Child being treated moments after delivery at hospital

If you are preparing to celebrate a holiday, what better way to celebrate than with your newborn? After nine long months of pregnancy, you no doubt are more than ready to meet your new baby and introduce him or her to the world.

Unfortunately, we find it necessary to issue a word of caution about holiday births. Giving birth on or around a holiday can have certain practical implications that can lead to avoidable birth injuries.

Risks Associated with Holiday Births

Inductions that Are Not Medically Necessary

If your doctors and nurses are like most people, they want to get home for the holidays as much as you do. This is certainly not to say that all – or even many – medical professionals would compromise their patients’ safety in favor of clocking out early. But, it can happen.

When your physician is in a rush, he or she may suggest induction in order to speed up your pregnancy. Births are frequently induced for the convenience of the physician or the mother. While the overall rate of induced deliveries has been declining in recent years, studies show that the rate of inductions is still significantly greater than is medically necessary.

While induction can have important – and even life-saving – benefits under appropriate circumstances, it also carries significant risks for both mother and baby. As a result, the American College of Obstetricians and Gynecologists (ACOG) counsels that labor should be induced only in situations where natural birth presents a greater risk of complications than birth through induction.

Some of the primary risks associated with induced labor include:

  • Increased risk of needing an emergency cesarean section (C-section)
  • Complications from administration of Pitocin
  • Respiratory complications for the baby
  • Oxygen deprivation, which can reduce your baby’s heart rate
  • Infection, uterine rupture, and excessive bleeding for the mother

Crowded Hospitals

Hospitals tend to be busier on holidays. From stress to drunk driving accidents to people simply having time off from work, there are a number of factors that lead to these often being some of the busiest days of the year for hospitals.
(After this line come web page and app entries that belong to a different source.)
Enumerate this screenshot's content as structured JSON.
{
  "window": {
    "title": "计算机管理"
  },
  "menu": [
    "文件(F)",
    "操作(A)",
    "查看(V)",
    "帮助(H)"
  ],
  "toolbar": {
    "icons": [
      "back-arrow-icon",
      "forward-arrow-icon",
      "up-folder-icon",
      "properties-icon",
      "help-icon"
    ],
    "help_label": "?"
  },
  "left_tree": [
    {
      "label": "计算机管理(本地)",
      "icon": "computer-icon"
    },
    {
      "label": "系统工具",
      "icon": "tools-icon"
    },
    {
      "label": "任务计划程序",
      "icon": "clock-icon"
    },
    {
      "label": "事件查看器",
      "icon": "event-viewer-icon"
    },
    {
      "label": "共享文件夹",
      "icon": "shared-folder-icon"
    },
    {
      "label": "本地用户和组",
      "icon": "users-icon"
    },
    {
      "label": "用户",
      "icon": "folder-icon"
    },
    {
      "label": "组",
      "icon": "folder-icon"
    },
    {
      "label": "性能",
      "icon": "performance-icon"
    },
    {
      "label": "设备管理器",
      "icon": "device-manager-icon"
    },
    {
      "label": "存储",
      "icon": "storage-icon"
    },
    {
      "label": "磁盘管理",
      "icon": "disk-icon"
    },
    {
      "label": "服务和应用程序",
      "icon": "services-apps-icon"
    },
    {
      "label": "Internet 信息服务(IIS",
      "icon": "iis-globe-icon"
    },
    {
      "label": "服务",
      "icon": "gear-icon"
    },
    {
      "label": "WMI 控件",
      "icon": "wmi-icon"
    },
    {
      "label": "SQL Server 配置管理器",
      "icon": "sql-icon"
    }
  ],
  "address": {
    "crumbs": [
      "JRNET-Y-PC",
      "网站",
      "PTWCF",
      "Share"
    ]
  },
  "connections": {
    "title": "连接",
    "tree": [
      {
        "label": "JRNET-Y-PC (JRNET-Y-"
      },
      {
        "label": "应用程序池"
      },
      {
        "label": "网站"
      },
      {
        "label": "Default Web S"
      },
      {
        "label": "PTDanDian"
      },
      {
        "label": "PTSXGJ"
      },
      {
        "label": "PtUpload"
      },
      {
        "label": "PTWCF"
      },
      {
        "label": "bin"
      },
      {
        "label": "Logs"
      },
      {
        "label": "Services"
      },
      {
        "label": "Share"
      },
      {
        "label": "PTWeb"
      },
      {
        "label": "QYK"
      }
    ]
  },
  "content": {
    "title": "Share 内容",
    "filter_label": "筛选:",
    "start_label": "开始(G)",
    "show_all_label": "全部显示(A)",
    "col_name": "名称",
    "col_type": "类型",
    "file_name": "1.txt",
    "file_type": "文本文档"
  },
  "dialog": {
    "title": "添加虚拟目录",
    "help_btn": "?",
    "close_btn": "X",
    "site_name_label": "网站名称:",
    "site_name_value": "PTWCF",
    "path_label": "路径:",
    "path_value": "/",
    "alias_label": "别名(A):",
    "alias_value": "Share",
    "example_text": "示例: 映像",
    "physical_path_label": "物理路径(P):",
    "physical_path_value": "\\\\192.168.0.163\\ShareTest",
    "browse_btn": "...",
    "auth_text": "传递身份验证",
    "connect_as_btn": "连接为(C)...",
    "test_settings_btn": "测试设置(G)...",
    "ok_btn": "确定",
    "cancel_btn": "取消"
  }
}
When the emergency room is busy, the hospital staff may try to induce labor or speed up your pregnancy in order to make room for other patients. Doctors, nurses, and administrative staff may also be more likely to make errors, such as switching patient files and overlooking critical information in your medical record. If these mistakes lead to complications during pregnancy or birth injuries for your newborn, you may be able to seek compensation through a claim for medical malpractice.

What to Do if You Go into Labor on a Holiday

Ultimately, the best thing for your baby is a natural and healthy birth. If you go into labor on a holiday, by all means you should go to the hospital. The odds are that you and your baby will receive appropriate, safe, and professional care. By being aware of the risks noted above, you can ask the right questions and spot the warning signs for possible complications. In the unlikely event that something goes wrong, this will help you seek proper treatment and, if necessary, effective legal representation.

Contact BirthInjuryJustice.org

If you have questions about induced delivery or are concerned that you and your baby may have received improper care during a holiday birth, BirthInjuryJustice.org can help. Our attorneys are experienced in all matters relating to labor complications, birth injuries, and neonatal care. For more information, call (855) 712-7818 or contact us online today.